Library manners

How about we act like we are in a library – everywhere? Restaurants. Home Depot. The shopping mall. No matter where you are, act like you are in a library. This will make for a saner world.

Speak softly. Nobody needs to yell to be heard. You don’t have to whisper, but yelling isn’t cool. Find a middle ground.

No running. Unless you are at a track meet or are being chased by a bear, there is no reason to run inside a building.

Share – don’t act like everything belongs to you. This applies to material items, as well as the road, as well as public space, as well as at a buffet. Leave something for someone else.

Keep the space tidy. Don’t leave a mess.

There is no need for music or television noise everywhere. Silence is OK. Why do restaurants have to play music so loudly that you can’t even hear your dinner companion? Why do doctor’s offices have to have the TV on news, or talk shows, or other things that are stressful? You aren’t feeling well as is – why add to it? If people want to be distracted (if silence scares them) they can turn on their iPods and plug in their headphones. But for those who don’t want the noise, there is no escape.

Treat everybody who helps you with respect. I worked many years in retail before going to work at the library. They are very similar – but with a major difference. The same person who would be brusque with a clerk at the gas station is nothing but smiles to the library worker. I came from working at a Jo-Ann’s craft store, where I would ask people “How are you?” all day long. They’d answer, but not reciprocate and ask me how I was doing. Then I got hired at the library, and patrons initiate the question. Here’s a shocker – to do what I do only requires a high school diploma. Librarians have master’s degrees, but I’m not one. But does that mean that the public thinks that people with degrees should be treated better?

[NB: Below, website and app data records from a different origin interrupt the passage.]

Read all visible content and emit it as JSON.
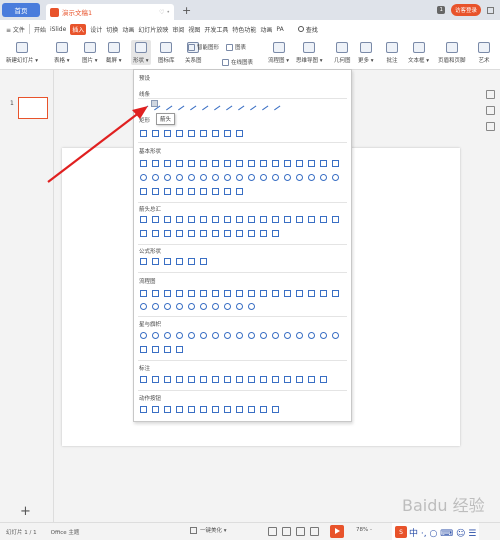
{
  "titlebar": {
    "home_tab": "首页",
    "doc_tab": "演示文稿1",
    "tab_controls": "♡ •",
    "new_tab": "+",
    "badge": "1",
    "login": "访客登录"
  },
  "menubar": {
    "file": "≡ 文件",
    "items": [
      "开始",
      "iSlide",
      "插入",
      "设计",
      "切换",
      "动画",
      "幻灯片放映",
      "审阅",
      "视图",
      "开发工具",
      "特色功能",
      "动画",
      "PA"
    ],
    "active_item": "插入",
    "search": "查找"
  },
  "ribbon": {
    "new_slide": "新建幻灯片 ▾",
    "table": "表格 ▾",
    "picture": "图片 ▾",
    "screenshot": "截屏 ▾",
    "shape": "形状 ▾",
    "icon_lib": "图标库",
    "relation": "关系图",
    "smart_graphic": "智能图形",
    "chart": "图表",
    "online_chart": "在线图表",
    "flowchart": "流程图 ▾",
    "mindmap": "思维导图 ▾",
    "geometry": "几何图",
    "more": "更多 ▾",
    "comment": "批注",
    "textbox": "文本框 ▾",
    "header_footer": "页眉和页脚",
    "art": "艺术"
  },
  "left_panel": {
    "slide_number": "1",
    "add_slide": "+"
  },
  "dropdown": {
    "preset": "预设",
    "sections": [
      "线条",
      "矩形",
      "基本形状",
      "箭头总汇",
      "公式形状",
      "流程图",
      "星与旗帜",
      "标注",
      "动作按钮"
    ],
    "tooltip": "箭头"
  },
  "statusbar": {
    "slide_info": "幻灯片 1 / 1",
    "theme": "Office 主题",
    "beautify": "一键美化 ▾",
    "zoom": "78% -"
  },
  "watermark": {
    "logo": "S",
    "text": "中 ·, ○ ⌨ ☺ ☰",
    "baidu": "Baidu 经验"
  },
  "colors": {
    "accent": "#e8532b",
    "shape_stroke": "#3a6fc4"
  }
}
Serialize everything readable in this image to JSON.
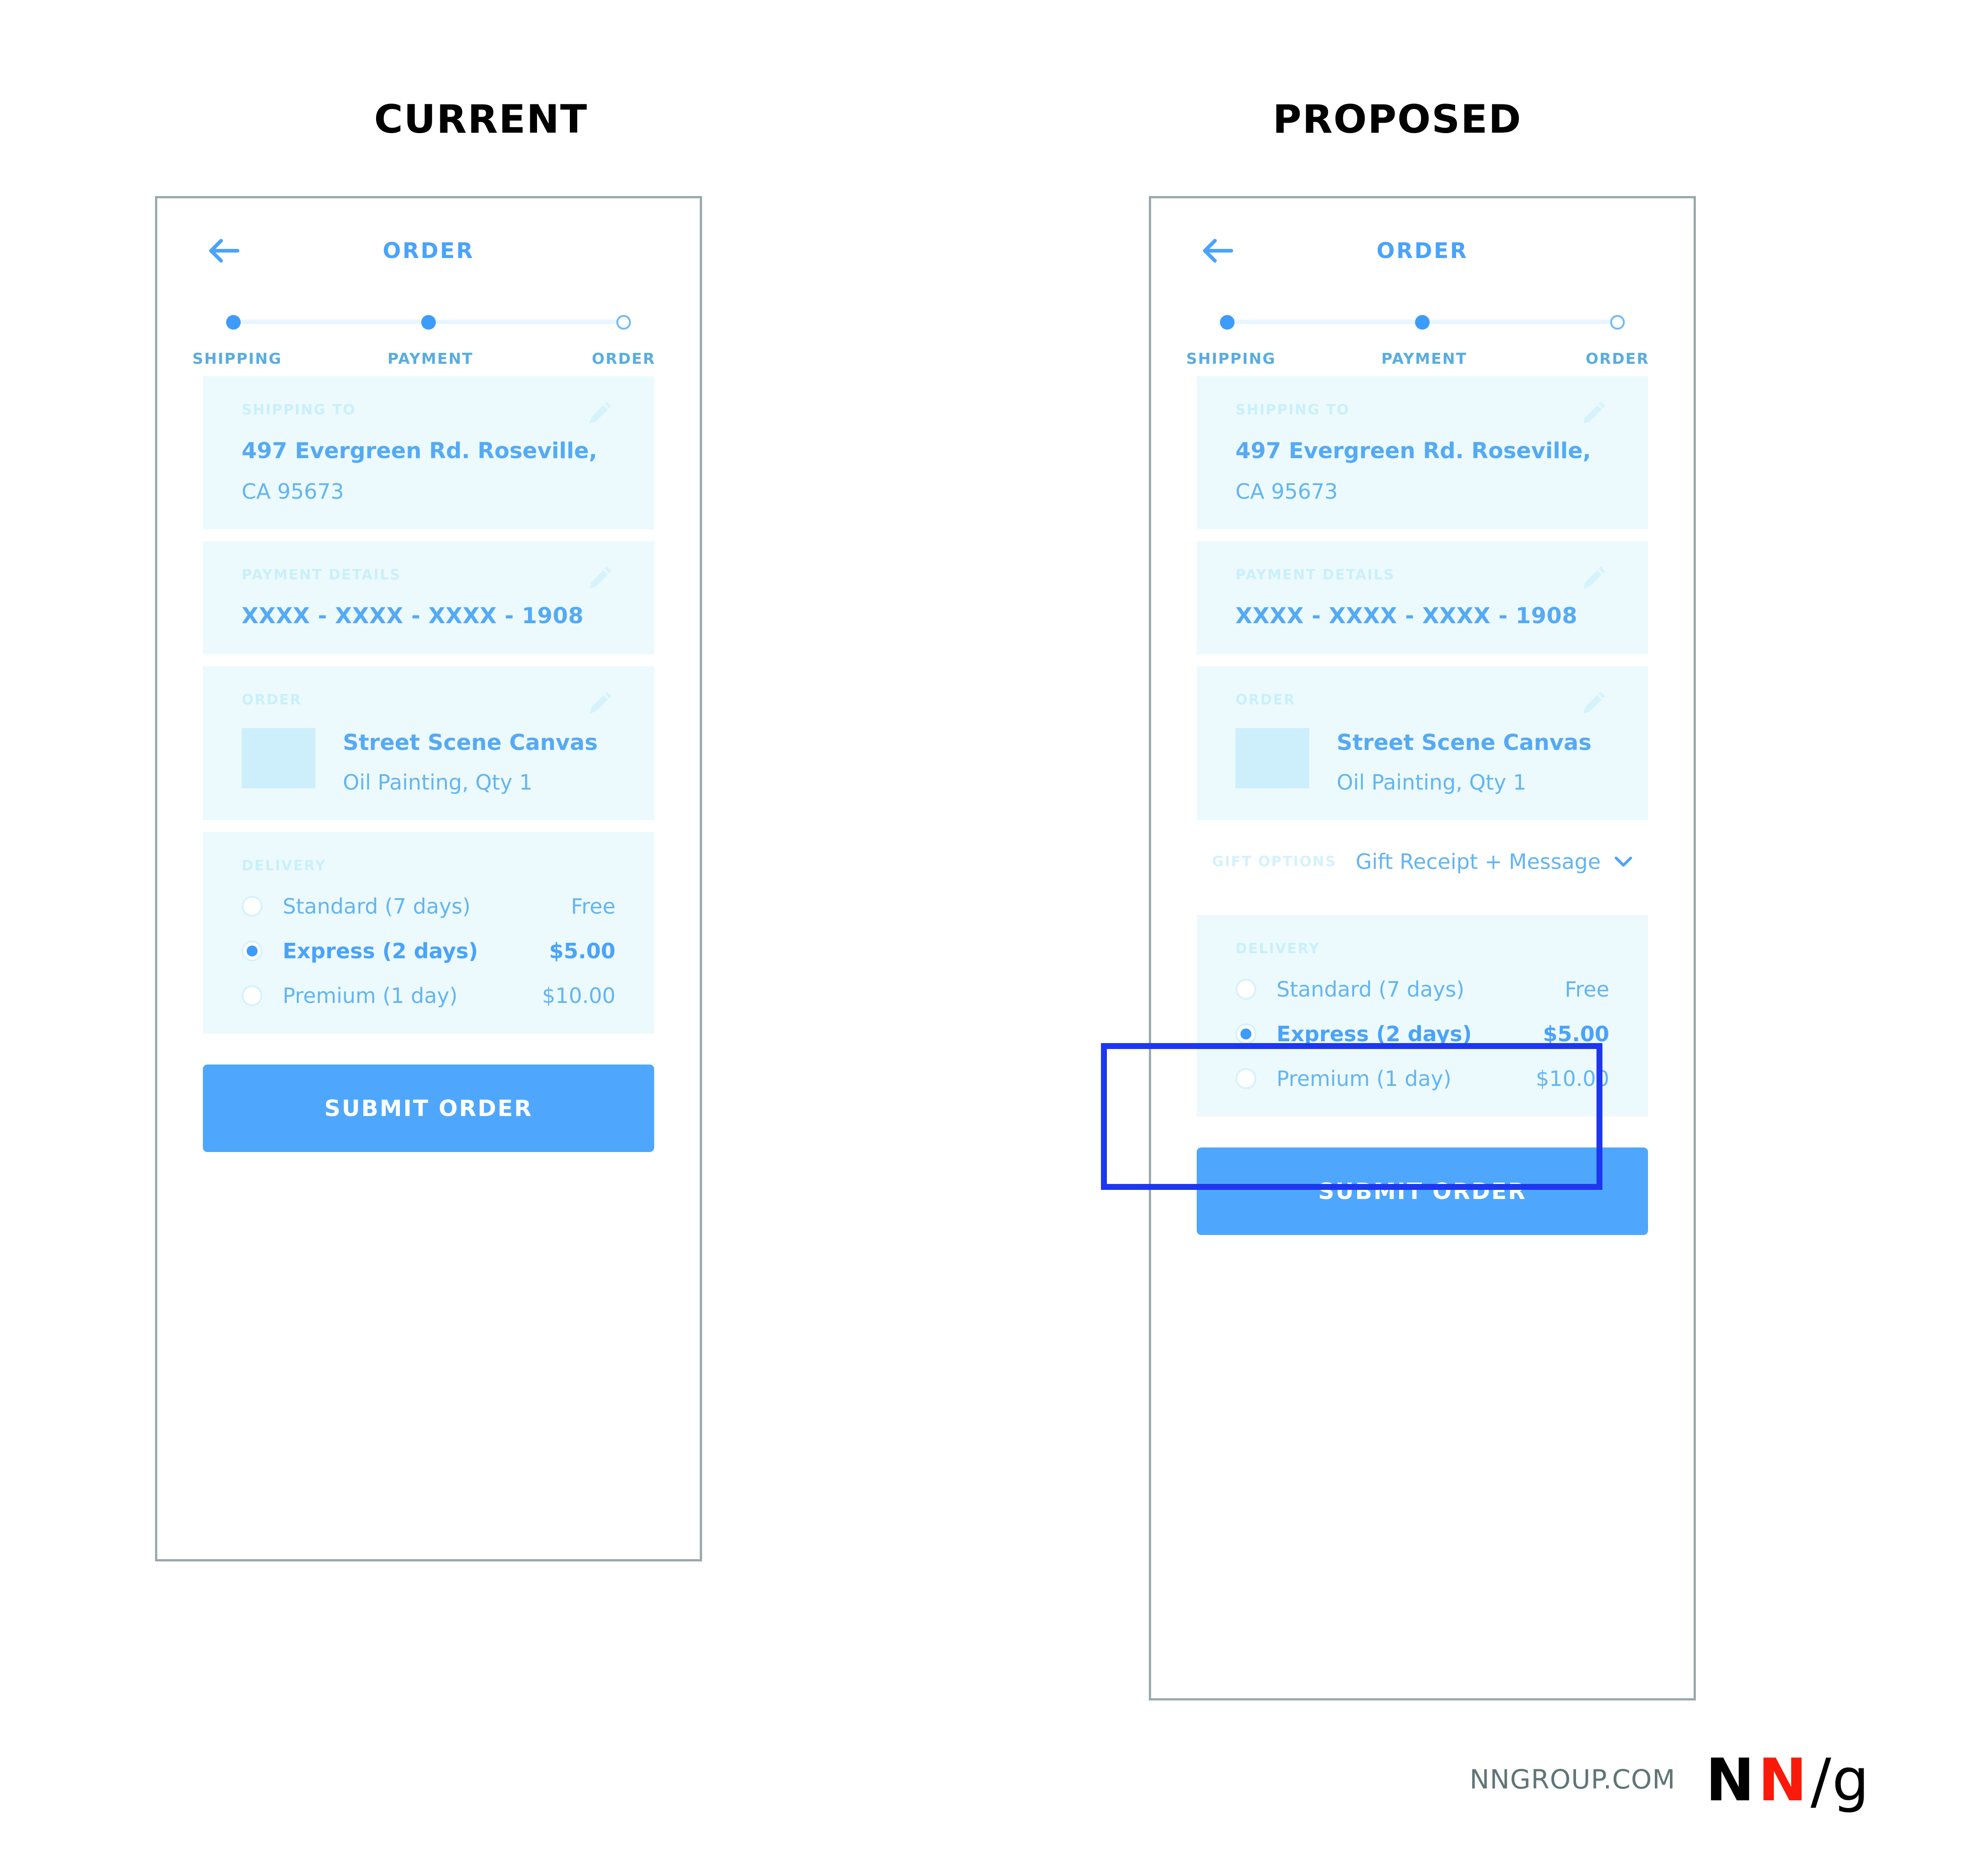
{
  "panels": {
    "current_title": "CURRENT",
    "proposed_title": "PROPOSED"
  },
  "app": {
    "back_icon": "back-arrow-icon",
    "title": "ORDER",
    "stepper": [
      {
        "label": "SHIPPING",
        "state": "complete"
      },
      {
        "label": "PAYMENT",
        "state": "complete"
      },
      {
        "label": "ORDER",
        "state": "current"
      }
    ],
    "shipping_card": {
      "label": "SHIPPING TO",
      "edit_icon": "pencil-icon",
      "address_line1": "497 Evergreen Rd. Roseville,",
      "address_line2": "CA 95673"
    },
    "payment_card": {
      "label": "PAYMENT DETAILS",
      "edit_icon": "pencil-icon",
      "card_number": "XXXX - XXXX - XXXX - 1908"
    },
    "order_card": {
      "label": "ORDER",
      "edit_icon": "pencil-icon",
      "product_name": "Street Scene Canvas",
      "product_sub": "Oil Painting, Qty 1"
    },
    "gift_card": {
      "label": "GIFT OPTIONS",
      "value": "Gift Receipt + Message",
      "chevron_icon": "chevron-down-icon"
    },
    "delivery_card": {
      "label": "DELIVERY",
      "options": [
        {
          "name": "Standard (7 days)",
          "price": "Free",
          "selected": false
        },
        {
          "name": "Express (2 days)",
          "price": "$5.00",
          "selected": true
        },
        {
          "name": "Premium (1 day)",
          "price": "$10.00",
          "selected": false
        }
      ]
    },
    "submit_label": "SUBMIT ORDER"
  },
  "footer": {
    "url": "NNGROUP.COM",
    "logo": {
      "n1": "N",
      "n2": "N",
      "slash": "/",
      "g": "g"
    }
  },
  "colors": {
    "accent_blue": "#4ea7fd",
    "card_bg": "#edfafd",
    "label_blue": "#c9f0fb",
    "text_blue": "#62b5f3",
    "highlight_blue": "#1d37f0",
    "frame_gray": "#9aaaab",
    "logo_red": "#f91a0c"
  }
}
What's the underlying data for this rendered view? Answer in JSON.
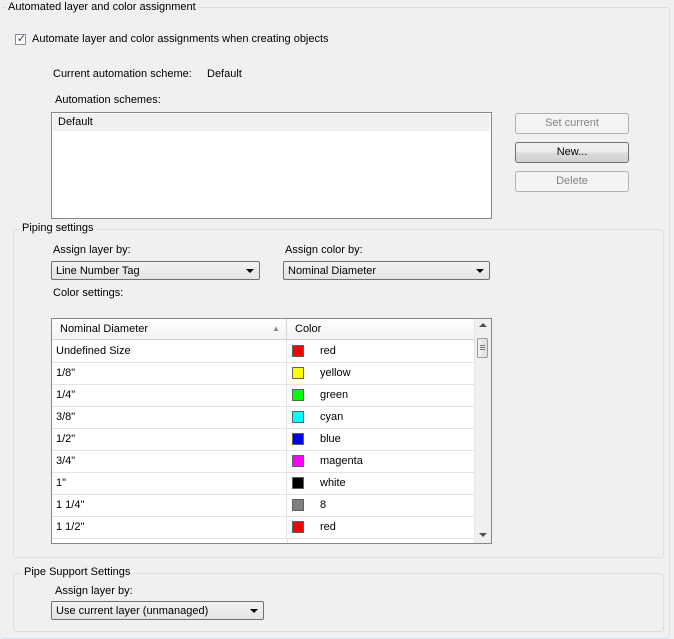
{
  "automated": {
    "group_title": "Automated layer and color assignment",
    "checkbox_label": "Automate layer and color assignments when creating objects",
    "checkbox_checked": true,
    "current_scheme_label": "Current automation scheme:",
    "current_scheme_value": "Default",
    "schemes_label": "Automation schemes:",
    "schemes": [
      "Default"
    ],
    "buttons": {
      "set_current": "Set current",
      "new": "New...",
      "delete": "Delete"
    }
  },
  "piping": {
    "group_title": "Piping settings",
    "assign_layer_label": "Assign layer by:",
    "assign_layer_value": "Line Number Tag",
    "assign_color_label": "Assign color by:",
    "assign_color_value": "Nominal Diameter",
    "color_settings_label": "Color settings:",
    "grid": {
      "col1": "Nominal Diameter",
      "col2": "Color",
      "rows": [
        {
          "size": "Undefined Size",
          "color_name": "red",
          "hex": "#ff0000"
        },
        {
          "size": "1/8\"",
          "color_name": "yellow",
          "hex": "#ffff00"
        },
        {
          "size": "1/4\"",
          "color_name": "green",
          "hex": "#00ff00"
        },
        {
          "size": "3/8\"",
          "color_name": "cyan",
          "hex": "#00ffff"
        },
        {
          "size": "1/2\"",
          "color_name": "blue",
          "hex": "#0000ff"
        },
        {
          "size": "3/4\"",
          "color_name": "magenta",
          "hex": "#ff00ff"
        },
        {
          "size": "1\"",
          "color_name": "white",
          "hex": "#000000"
        },
        {
          "size": "1 1/4\"",
          "color_name": "8",
          "hex": "#808080"
        },
        {
          "size": "1 1/2\"",
          "color_name": "red",
          "hex": "#ff0000"
        }
      ]
    }
  },
  "pipe_support": {
    "group_title": "Pipe Support Settings",
    "assign_layer_label": "Assign layer by:",
    "assign_layer_value": "Use current layer (unmanaged)"
  }
}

Bad addition

If the room has a bad smell, most people will spray another smell on top of it. They will put a perfume smell on top of a stinky smell. So then it is perfumed stink.

If the place is noisy, they will turn on the TV to make even more noise. The idea is to cover up one noise with another noise.

I’m waiting at the car dealership on my car to be repaired. There is a TV in the waiting room, and it is on pretty loud. The service advisers and the receptionist are all in this same small room too. There is a lot of noise. It isn’t very peaceful.

I looked at everybody who was waiting, saw that they all were reading their books or their phones, so I asked if any of them had a problem with me turning it down or off. Nobody minded, so I turned it off. Several of them said thanks. They appreciated it, but had done nothing about it.

Now, that’s another thing. Nobody wanted it on, but nobody did anything about it.

Back to the original theme – the shop needs to move the area, or put up a barrier. Instead of turning on the TV to drown out the other noises, they need to put up a wall.

Adding to a problem isn’t the solution.

How many times do we do this – add, rather than subtract? And how many times do we have a problem with something and just suffer in silence, rather than do anything about it?